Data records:

=== Section Start ===

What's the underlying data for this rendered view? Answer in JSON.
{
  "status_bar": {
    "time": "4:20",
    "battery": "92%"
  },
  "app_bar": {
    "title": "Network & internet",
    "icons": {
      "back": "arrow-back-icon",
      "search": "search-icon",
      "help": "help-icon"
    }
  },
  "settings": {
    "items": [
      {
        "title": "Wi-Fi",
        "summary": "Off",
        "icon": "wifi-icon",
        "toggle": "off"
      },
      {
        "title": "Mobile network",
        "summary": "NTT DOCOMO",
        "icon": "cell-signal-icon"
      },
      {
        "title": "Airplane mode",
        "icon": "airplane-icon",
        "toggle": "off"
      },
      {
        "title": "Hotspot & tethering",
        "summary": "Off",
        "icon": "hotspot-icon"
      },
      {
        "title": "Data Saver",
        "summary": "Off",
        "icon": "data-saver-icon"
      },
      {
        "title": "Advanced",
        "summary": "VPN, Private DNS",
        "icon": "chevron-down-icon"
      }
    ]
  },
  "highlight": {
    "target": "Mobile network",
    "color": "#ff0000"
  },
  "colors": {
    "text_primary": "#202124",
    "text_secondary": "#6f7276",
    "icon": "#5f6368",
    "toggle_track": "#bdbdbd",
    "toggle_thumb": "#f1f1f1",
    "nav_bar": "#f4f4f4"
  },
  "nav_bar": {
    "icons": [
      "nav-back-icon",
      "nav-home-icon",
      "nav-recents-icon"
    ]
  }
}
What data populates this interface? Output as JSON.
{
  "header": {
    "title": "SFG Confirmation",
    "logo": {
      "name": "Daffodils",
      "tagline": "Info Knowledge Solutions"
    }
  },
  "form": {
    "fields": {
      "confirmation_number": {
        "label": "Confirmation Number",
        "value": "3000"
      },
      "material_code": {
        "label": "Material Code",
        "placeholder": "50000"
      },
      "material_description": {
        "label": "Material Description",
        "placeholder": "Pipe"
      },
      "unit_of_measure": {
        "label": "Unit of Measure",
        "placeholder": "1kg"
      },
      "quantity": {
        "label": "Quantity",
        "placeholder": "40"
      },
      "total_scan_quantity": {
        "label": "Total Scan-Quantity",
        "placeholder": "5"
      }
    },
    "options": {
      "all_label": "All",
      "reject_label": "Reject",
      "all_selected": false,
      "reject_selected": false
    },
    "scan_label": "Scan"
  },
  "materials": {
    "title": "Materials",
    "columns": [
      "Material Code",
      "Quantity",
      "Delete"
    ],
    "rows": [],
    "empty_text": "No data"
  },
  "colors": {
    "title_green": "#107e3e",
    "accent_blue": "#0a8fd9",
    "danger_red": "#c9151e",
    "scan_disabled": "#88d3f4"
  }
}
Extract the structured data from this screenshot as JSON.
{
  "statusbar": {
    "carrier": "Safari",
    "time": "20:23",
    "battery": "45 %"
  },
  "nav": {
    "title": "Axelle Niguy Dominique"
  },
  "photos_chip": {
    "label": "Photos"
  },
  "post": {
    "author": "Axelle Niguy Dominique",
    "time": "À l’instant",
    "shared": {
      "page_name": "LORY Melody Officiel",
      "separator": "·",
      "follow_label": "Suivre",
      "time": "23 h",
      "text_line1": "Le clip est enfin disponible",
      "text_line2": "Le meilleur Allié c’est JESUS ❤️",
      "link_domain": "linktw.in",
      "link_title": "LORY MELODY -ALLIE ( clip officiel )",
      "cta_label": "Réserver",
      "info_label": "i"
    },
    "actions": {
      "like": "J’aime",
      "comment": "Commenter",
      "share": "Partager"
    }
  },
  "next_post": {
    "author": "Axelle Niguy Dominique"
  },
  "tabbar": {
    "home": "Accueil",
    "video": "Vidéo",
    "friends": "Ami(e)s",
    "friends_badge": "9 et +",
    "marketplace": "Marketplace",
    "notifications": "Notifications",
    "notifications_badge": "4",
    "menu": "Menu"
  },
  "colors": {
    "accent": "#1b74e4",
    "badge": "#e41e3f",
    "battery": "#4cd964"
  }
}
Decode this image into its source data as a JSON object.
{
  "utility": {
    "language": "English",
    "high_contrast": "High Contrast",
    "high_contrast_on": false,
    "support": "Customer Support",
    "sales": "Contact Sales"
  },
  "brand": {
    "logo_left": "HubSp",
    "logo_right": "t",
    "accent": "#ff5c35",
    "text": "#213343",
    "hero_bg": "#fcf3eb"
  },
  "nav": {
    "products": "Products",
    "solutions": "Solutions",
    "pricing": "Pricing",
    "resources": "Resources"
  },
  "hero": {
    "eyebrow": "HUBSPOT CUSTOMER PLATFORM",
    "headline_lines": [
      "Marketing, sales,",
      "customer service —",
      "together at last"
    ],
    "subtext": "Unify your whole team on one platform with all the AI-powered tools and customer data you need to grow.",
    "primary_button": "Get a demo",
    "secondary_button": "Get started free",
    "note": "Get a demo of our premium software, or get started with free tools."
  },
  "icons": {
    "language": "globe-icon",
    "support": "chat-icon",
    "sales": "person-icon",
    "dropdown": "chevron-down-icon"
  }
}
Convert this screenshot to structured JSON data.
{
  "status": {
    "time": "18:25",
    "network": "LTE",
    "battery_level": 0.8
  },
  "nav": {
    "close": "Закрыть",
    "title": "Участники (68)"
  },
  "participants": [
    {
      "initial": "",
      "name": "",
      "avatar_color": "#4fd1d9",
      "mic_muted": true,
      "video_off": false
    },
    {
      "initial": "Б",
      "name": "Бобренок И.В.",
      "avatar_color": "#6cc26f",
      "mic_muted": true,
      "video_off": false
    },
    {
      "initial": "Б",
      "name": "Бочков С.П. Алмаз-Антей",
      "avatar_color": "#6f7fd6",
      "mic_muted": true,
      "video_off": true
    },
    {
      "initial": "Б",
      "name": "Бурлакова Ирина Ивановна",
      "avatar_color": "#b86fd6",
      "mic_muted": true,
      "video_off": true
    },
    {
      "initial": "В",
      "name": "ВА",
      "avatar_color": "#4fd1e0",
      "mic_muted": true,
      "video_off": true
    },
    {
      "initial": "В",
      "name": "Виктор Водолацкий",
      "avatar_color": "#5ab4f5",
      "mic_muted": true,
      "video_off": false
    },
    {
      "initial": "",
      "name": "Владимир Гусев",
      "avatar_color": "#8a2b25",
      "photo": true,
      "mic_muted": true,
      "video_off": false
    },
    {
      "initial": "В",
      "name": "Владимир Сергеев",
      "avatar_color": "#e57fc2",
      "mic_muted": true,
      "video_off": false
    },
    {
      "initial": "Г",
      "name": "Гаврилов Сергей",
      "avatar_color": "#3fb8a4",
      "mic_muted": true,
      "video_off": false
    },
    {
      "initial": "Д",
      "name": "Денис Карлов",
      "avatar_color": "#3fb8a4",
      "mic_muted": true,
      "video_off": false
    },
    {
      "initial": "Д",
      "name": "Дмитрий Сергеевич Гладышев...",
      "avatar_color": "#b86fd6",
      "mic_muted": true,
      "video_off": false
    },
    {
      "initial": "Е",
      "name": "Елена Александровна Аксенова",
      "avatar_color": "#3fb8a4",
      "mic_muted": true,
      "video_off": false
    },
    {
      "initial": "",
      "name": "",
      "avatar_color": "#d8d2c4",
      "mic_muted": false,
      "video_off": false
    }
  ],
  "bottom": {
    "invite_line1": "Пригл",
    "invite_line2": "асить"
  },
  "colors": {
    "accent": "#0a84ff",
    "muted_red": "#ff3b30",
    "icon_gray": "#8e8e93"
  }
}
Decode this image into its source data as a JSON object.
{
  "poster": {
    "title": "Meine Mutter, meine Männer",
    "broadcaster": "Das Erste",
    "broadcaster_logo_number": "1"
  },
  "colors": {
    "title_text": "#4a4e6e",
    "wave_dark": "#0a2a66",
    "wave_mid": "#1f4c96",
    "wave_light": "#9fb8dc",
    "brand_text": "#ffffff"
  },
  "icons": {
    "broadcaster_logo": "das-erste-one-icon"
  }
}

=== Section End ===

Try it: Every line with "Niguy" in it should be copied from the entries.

Result of this exercise:
    "title": "Axelle Niguy Dominique"
    "author": "Axelle Niguy Dominique",
    "author": "Axelle Niguy Dominique"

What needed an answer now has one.